Service industry workers are the backbone of our country. Without them, you would not have your Labor Day weekend barbeque materials, morning coffee or lifeguarded beach.
Millions went to work today without any extra compensation. Service industry workers should not be left behind yet again as we celebrate this holiday honoring American workers. They deserve a paid day off so the hypocrisy of a national “Labor Day” will finally end.
Labor Day was created to honor the hard work of Americans and thank them for their service. It was created amidst the civil unrest of the late 18th century when millions of Americans were overworked in industrial and factory jobs, many of which were in deplorable conditions and paid them unlivable wages. Protests in this time period, such as the Pullman Strike, which resulted in riots, led to Labor Day being signed into law on June 28th, 1894. However, most service industry workers do not reap the benefit from this hard-earned day off.
If Labor Day was actually created to give relief to some of the most grueling and demanding jobs in this country, then those in the service industry would have the day off. While most of the country takes the day off to barbecue, camp, go to the beach or go out to eat, those working in the service industry are clocking in for their third double shift of the weekend. Most restaurants, coffee shops, bars and grocery stores stay open to serve the needs of the rest of the population who have this day to relax. Those working in service industry jobs often work harder, longer, and more demanding hours than office jobs. They also rarely receive paid time off and work most holidays.

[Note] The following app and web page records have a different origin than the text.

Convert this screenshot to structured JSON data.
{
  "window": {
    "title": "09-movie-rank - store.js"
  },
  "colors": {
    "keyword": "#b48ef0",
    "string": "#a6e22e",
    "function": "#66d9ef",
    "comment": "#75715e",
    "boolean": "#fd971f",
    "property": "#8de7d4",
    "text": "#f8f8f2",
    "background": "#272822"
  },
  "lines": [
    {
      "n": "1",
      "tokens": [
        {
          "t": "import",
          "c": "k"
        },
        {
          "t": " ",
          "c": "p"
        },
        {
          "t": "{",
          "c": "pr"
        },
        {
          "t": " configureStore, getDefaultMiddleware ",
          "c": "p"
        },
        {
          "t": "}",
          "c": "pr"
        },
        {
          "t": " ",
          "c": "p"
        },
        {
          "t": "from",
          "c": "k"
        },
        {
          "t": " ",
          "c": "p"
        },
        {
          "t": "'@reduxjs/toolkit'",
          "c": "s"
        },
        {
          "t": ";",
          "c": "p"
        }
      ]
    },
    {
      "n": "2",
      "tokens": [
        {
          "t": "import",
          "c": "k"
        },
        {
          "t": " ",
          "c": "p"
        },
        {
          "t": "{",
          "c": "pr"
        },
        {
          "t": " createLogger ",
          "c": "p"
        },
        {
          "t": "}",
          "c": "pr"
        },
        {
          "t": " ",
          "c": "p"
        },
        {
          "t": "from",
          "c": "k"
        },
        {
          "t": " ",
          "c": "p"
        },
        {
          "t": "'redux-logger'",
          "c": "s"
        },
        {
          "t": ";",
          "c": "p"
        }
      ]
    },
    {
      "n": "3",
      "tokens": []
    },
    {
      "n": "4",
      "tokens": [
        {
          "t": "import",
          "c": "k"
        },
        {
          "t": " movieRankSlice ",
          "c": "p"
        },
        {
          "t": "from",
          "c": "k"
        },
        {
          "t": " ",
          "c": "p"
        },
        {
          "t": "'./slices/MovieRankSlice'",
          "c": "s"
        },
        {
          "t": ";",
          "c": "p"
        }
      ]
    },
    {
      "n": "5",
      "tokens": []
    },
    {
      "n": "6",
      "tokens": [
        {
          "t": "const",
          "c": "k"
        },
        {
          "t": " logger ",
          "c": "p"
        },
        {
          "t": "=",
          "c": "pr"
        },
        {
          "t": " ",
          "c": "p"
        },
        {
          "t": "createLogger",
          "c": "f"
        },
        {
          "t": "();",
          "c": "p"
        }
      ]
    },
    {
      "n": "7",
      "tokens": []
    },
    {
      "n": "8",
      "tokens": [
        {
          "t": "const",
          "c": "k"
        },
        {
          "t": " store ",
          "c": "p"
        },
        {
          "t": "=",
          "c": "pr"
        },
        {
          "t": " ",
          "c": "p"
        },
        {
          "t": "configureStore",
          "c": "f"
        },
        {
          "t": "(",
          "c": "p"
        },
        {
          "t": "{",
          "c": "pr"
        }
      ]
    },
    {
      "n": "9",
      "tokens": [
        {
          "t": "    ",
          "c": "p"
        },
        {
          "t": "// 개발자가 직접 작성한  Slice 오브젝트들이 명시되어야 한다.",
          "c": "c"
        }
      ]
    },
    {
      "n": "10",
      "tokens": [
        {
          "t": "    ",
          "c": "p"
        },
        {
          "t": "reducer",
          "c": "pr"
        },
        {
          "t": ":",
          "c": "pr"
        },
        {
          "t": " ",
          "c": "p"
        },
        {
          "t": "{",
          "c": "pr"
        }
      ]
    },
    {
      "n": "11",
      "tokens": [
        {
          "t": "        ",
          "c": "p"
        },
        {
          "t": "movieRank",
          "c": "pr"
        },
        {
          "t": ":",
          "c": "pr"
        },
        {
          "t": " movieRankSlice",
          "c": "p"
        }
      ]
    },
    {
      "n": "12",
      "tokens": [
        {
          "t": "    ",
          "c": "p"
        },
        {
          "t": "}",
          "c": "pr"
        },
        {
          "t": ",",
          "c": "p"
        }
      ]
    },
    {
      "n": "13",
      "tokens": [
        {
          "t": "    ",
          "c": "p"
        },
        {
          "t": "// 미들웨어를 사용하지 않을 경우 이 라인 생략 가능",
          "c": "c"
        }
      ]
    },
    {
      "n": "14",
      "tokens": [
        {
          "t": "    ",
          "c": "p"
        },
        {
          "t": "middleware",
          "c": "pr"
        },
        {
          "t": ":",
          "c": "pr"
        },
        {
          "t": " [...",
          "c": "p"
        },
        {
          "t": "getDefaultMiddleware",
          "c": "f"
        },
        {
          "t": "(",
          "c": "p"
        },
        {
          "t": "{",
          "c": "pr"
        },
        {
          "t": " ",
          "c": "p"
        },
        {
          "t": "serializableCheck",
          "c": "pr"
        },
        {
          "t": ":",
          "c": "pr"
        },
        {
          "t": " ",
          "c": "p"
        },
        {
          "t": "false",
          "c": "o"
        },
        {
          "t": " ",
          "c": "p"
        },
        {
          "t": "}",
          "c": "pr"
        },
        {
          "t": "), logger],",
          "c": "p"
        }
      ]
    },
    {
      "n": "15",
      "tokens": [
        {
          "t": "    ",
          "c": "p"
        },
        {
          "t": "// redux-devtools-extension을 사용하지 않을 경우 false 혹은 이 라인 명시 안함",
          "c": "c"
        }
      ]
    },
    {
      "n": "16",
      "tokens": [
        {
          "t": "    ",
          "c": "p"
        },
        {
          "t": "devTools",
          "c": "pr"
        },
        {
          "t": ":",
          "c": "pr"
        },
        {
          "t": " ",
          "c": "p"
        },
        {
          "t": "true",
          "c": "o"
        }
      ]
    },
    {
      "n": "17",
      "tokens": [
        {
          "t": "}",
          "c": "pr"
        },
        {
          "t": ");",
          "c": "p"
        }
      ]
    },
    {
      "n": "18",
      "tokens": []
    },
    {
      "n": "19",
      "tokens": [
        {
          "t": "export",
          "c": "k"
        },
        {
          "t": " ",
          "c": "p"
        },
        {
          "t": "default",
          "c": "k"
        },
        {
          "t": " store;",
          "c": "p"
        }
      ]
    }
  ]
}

Tori Kauffman, a graduate student at CU Boulder, works at Whole Foods along with balancing an internship and being a full-time student. Kauffman works an upward of 30 hours a week. When she got into the service industry she did not expect to have holidays such as Labor Day and Memorial Day off. For other people, Labor Day means barbecuing, camping, getting time off.
“For me, I just always assumed it means I’m going to work and it’s going to be busy,” she said. For Kauffman, some of her busiest days at work are holidays because everyone else is taking a break.
Many service industry workers receive no more than minimum wage plus tips. This means they have to provide the highest level of customer service at all times or their paycheck will suffer. Unlike many salaried Americans, they do not have the safety net of a set monthly paycheck. In hard times, such as during a pandemic, an economic downturn, or simply the offseason, these are the workers who suffer the most. With long shifts, these workers often have little protection if they get sick. With COVID-19 this is more likely a possibility. Service industry workers should not be left behind yet again as we celebrate this holiday honoring American workers. They deserve a paid day off, so the hypocrisy of a national “labor day” will finally end.
Service industry workers will wait on the hordes of people enjoying their day off. They will be yelled at by disgruntled customers, scolded by managers and not given a break all while supplying beer, food and a good time. They will consume their lunches in a dimly lit back room of a restaurant, grocery store or bar. They will decline numerous invitations to barbecues from their friends. Most will not be thanked for their hard work. Do not forget to tip your server a little extra today, thank your barista for that specially made coffee and tell your grocery store check-out clerk that you appreciate them. These essential workers do in fact keep this country afloat.
Contact CU Independent Staff Writer Emily Ladd at firstname.lastname@example.org.